Since nabaliktad, naramdaman ko na yung sakit, yung inis. Parang, marami na ang namatay dito, ganyan pa rin kayo? Pero…di ko na sinasabi explicitly. Nasa isip ko na lang kasi yun nga, I was in their shoes once (Now that the tables have turned, I can now feel the pain, the frustration. I can only think: many people have died here, but why are you like that? But… I don’t say it explicitly. I keep it to myself, as I was in their shoes once),” she said.

But the Internet and social media had their use for those like DJ, who are on the lookout for any information about their loved ones. She said they were helpful especially for those who had no means of communication to Leyte and Samar.

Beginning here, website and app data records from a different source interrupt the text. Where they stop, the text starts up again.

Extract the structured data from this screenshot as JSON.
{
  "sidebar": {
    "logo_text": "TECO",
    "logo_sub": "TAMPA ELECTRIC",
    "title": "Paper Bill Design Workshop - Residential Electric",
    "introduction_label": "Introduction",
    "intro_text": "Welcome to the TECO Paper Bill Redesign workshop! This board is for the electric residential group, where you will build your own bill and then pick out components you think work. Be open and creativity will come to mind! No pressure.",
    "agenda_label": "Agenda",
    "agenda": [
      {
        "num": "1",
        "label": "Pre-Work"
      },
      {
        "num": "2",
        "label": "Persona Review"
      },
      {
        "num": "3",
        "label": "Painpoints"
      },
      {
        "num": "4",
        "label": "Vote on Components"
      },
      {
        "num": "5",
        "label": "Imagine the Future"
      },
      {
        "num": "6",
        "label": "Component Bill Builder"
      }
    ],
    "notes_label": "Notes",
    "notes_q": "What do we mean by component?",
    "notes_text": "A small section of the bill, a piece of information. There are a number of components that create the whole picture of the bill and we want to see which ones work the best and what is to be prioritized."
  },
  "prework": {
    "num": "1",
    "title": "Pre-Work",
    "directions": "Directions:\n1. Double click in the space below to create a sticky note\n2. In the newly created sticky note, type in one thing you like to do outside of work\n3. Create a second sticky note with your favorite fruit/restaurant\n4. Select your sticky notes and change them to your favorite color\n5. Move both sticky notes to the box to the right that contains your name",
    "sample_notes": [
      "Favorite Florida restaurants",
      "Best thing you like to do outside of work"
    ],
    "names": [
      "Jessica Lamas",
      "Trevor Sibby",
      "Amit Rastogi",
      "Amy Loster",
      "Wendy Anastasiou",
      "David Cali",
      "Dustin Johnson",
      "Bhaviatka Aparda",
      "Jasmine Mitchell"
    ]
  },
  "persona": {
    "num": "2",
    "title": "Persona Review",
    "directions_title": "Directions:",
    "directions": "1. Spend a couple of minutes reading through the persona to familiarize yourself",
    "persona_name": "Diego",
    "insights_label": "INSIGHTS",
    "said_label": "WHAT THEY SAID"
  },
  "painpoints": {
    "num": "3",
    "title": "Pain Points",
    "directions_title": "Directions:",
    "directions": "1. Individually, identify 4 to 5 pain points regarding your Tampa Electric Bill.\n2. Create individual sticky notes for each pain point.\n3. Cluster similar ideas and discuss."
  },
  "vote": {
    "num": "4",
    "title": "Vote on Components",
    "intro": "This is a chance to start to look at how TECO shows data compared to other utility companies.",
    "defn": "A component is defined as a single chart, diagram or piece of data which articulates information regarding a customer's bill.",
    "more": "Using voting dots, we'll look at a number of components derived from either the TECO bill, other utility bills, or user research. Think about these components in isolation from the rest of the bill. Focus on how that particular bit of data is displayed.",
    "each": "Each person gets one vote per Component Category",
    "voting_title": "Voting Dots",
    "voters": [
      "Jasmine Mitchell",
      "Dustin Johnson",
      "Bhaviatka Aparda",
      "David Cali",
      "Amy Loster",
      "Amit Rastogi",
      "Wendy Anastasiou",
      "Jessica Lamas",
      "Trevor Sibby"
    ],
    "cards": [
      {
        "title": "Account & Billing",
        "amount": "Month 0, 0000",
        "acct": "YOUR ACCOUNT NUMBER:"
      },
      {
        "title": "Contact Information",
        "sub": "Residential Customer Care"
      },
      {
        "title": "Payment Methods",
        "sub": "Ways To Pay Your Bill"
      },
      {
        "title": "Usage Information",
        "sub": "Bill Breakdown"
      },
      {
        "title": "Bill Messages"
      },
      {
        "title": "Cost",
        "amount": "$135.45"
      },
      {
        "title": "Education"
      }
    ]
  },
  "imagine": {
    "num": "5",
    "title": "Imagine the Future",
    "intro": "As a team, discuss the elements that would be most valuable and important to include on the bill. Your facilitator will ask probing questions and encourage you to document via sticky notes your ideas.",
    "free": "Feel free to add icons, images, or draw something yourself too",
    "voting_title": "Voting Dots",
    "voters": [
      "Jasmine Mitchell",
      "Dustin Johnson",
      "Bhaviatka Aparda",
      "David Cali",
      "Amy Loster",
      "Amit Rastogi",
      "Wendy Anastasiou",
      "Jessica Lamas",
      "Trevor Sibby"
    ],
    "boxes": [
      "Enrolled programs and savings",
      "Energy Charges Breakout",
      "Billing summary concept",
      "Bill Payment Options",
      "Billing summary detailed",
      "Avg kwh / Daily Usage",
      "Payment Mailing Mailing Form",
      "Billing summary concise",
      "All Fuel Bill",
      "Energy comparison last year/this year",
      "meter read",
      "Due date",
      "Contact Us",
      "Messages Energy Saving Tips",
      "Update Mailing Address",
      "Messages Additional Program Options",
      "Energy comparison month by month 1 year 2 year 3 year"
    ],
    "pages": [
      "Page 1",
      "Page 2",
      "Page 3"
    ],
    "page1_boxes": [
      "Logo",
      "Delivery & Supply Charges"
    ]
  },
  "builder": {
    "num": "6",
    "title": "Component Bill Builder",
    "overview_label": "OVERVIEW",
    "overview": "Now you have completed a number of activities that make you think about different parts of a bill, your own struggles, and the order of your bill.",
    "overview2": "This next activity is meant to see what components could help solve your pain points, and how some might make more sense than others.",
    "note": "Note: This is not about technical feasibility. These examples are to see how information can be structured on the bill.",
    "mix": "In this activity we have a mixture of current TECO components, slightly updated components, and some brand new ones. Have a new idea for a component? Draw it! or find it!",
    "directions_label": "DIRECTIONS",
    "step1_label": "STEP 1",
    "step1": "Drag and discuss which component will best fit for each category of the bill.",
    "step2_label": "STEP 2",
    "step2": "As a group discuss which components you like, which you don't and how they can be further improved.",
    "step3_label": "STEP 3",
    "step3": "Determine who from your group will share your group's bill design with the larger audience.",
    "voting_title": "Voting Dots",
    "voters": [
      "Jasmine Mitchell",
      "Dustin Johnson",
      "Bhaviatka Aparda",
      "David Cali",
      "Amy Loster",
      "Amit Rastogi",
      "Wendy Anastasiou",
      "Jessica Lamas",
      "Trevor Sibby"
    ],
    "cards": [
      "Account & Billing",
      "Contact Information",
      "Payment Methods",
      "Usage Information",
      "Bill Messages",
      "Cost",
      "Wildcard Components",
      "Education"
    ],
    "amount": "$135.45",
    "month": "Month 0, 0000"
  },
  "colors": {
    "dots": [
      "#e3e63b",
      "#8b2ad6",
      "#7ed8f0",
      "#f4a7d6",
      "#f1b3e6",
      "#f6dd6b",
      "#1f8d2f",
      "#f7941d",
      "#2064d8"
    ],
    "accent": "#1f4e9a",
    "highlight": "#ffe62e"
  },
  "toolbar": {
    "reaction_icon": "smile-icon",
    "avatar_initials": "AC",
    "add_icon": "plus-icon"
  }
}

Despite the convenience, she could not help but be wary, as some data were unreliable.

Since walang makaka-verify sa info posted, it’s up to us kung maniniwala kami o hindi. Pangit man o hindi ang info, iniisip na lang naming na sana ma-verify na lang agad (Since no one can verify the information posted, it’s up to is to believe it. Bad or good, we just hope that the information may be verified soon),” she said.

DJ has tried the Google Person Finder and the different trackers set up by media organizations, but has so far failed to receive any word from her family in Tacloban.

Some towns are worse off, as DJ cites examples of her friends who do not have any news whatsoever about what happened in their respective hometowns, such as one from Dulag, a coastal area in Leyte.

These areas are given very little attention, unlike Tacloban, Palo and Ormoc as seen in the news, she adds.

But until they know nothing from their families, the best DJ and the others who have families afflicted by the typhoon can do is to help.

Since the typhoon hit, DJ devotes her spare time at the local branch of the Department of Social Welfare and Development (DSWD) or in various relief operations set up by local governments, colleges and universities.

DJ appeals to the public to donate relief goods and help in their packing: Kahit kaunti lang talaga na tulong, okay na yun (Small efforts to help [typhoon victims] are enough).

She adds that pity alone is not enough. “Hindi kami makakabangon kung awa lang ang ibibigay (We won’t be able to recover on pity).”

Though not everyone can relate to what she is currently going through, DJ wishes they would be sensitive enough to know how the calamity has affected an entire region.

Homes, establishments and sources of livelihood were left as scrap as the supertyphoon hit Tacloban. Those left standing were ravaged by survivors, in search of food and supplies to get them by.

With her story, she hopes that the impact of the devastation of Typhoon Yolanda goes beyond the pictures that one now sees frequently in the media.

Maramdaman na rin sana nila kung gaano kalala ‘to (I hope they realize how serious the situation is),” says DJ. “Life goes on here. Hindi lang namin mapigilang umiyak paminsan. Paano babangon ang Leyte at Samar? Back to scratch lahat (Life goes on here. We just can’t refrain from crying sometimes. How will Leyte and Samar recover? Everyone goes back to scratch).”

For DJ and her friends who came from Eastern Visayas, the whole experience is painful. “Dito, wala lang siya. Pero doon, wala talaga. Tumigil ang oras (Here [in Manila], it’s nothing. But [in Visaya], nothing’s left. Time stopped),” says DJ.

Tumigil ang buhay sa amin.”

UPDATE: DJ was able to contact her family on Tuesday afternoon. Her father said they were all safe, and are surviving on relief packs from the Department of Social Welfare and Development. He fears that supplies might soon run out. Security is unstable in the area as police personnel deployed there are not enough to cover the whole city, he added.

(Alex Austria is a fourth year Journalism student from the UP Diliman College of Mass Communication. Other contributions may be sent to, and will be subject to editing.)